I attend a church where we all have different kinds of "anomalies" and we have a healthy mix of all sorts of psychological conditions. Some of the people in my church have been "lost sheep" like the ones excluded from the synagogues in Jesus day whom he reached out to, especially. Funny thing though is each and every one is created in God's image and while we take seriously the damaging effects of sin, we also take seriously that  Jesus dwells within us by faith and that Jesus is our hope of glory as Paul says, and that our life is already hidden with Christ in God. Ray Anderson wrote some years ago, "this means there is something of us already abiding in the very presence of God through Christ."

I have learned a lot from this church. Most importantly, as humhan beings we all have abnormalities and are beset from time to time with a wide variety of psychological conditions. What we need is the Gospel, the Good News of God in Jesus Christ. We don't need more bad news that only leads us further into despair.

James Torrance said. "Christ does not heal us by standing over us against us, diagnosing our sickness, prescribing medicine for us to take, and then going away, to leave us to get better by obeying his instructions, - No, he becomes the patient. He assumes the very humanity which is in need of redemption, ...and by his life, death and resurrection, our humanity is healed in him. We are not healed through Christ, because of the work of Christ, but in and through Christ."

Jesus has opened up to us a life of selfless love.
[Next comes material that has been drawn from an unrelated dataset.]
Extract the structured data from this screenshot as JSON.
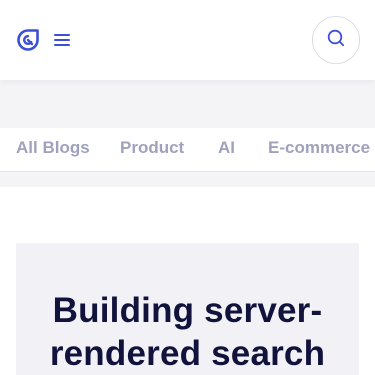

That's a tough one but it's what we all need and if we are going to follow Jesus, that is where the journey leads.